Where in the listing does the word "icon" appear? Report each line that holds it.

%%

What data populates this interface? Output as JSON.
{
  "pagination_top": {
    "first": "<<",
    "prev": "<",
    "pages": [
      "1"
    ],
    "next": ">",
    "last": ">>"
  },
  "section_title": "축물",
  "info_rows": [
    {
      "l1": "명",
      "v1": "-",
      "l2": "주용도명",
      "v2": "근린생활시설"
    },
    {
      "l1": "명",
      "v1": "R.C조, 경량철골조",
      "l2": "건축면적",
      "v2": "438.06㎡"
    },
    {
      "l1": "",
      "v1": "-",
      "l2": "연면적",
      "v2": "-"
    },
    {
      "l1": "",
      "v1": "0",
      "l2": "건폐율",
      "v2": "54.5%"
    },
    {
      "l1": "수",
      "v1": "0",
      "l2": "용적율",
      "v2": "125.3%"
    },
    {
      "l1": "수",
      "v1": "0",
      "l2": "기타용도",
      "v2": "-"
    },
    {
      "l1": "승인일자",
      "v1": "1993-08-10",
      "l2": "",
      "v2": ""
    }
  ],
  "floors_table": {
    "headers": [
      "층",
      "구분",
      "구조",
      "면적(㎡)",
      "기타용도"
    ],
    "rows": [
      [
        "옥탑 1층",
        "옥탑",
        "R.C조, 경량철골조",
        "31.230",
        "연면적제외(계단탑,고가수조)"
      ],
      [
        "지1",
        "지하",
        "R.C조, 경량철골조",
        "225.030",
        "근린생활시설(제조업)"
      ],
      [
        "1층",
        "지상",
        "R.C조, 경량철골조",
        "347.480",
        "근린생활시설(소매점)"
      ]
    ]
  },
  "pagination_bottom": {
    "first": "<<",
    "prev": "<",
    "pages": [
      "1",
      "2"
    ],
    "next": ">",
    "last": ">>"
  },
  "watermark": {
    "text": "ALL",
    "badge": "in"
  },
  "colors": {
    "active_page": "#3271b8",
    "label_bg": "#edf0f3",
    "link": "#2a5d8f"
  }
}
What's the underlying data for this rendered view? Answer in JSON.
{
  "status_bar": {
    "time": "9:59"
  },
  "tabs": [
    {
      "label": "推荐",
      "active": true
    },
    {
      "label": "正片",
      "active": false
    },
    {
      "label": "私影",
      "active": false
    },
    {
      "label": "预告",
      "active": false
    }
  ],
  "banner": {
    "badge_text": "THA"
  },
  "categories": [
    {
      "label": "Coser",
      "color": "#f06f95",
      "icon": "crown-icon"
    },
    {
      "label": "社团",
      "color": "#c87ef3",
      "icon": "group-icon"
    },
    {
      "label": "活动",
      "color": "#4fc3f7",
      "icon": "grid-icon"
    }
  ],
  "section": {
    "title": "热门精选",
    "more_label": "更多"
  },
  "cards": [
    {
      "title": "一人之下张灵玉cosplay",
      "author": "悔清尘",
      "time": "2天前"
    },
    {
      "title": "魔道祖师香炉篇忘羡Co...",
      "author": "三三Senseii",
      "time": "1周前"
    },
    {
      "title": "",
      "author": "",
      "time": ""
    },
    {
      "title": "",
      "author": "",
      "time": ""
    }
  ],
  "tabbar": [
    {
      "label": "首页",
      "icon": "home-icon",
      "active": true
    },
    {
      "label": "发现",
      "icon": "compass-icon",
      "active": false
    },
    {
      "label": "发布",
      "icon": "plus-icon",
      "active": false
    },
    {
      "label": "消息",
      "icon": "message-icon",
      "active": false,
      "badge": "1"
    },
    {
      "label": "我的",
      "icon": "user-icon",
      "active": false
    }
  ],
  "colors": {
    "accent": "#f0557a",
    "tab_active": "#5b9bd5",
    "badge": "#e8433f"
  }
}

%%

RESPONSE BOX
      "icon": "crown-icon"
      "icon": "group-icon"
      "icon": "grid-icon"
      "icon": "home-icon",
      "icon": "compass-icon",
      "icon": "plus-icon",
      "icon": "message-icon",
      "icon": "user-icon",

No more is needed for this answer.